The answer is every line of the records that holds the word "subtitle", copied in full.

§ **DATASET ENTRIES**

============

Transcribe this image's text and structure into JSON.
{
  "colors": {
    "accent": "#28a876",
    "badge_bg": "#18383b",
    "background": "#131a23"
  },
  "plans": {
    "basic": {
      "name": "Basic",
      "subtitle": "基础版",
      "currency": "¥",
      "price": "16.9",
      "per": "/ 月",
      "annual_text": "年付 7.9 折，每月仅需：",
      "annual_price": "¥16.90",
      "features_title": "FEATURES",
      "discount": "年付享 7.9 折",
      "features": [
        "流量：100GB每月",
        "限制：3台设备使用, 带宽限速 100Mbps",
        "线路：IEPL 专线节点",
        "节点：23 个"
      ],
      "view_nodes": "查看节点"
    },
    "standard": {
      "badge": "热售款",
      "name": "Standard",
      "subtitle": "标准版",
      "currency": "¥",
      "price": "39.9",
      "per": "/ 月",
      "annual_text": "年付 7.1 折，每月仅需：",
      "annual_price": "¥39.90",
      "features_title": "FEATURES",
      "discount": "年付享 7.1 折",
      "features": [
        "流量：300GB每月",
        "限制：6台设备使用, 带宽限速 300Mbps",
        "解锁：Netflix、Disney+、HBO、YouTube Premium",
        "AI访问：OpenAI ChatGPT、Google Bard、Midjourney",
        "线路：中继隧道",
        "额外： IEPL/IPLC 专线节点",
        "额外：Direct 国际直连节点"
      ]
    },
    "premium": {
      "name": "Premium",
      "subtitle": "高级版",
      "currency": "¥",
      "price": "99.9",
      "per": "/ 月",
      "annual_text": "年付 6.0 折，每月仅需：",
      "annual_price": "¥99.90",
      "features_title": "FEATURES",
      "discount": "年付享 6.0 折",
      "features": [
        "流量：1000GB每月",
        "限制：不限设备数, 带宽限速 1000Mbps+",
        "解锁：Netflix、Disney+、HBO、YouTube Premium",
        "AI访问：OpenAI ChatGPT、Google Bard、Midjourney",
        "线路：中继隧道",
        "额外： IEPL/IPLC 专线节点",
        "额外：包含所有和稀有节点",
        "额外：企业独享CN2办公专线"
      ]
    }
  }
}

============

§ **TASK SOLUTION**
      "subtitle": "基础版",
      "subtitle": "标准版",
      "subtitle": "高级版",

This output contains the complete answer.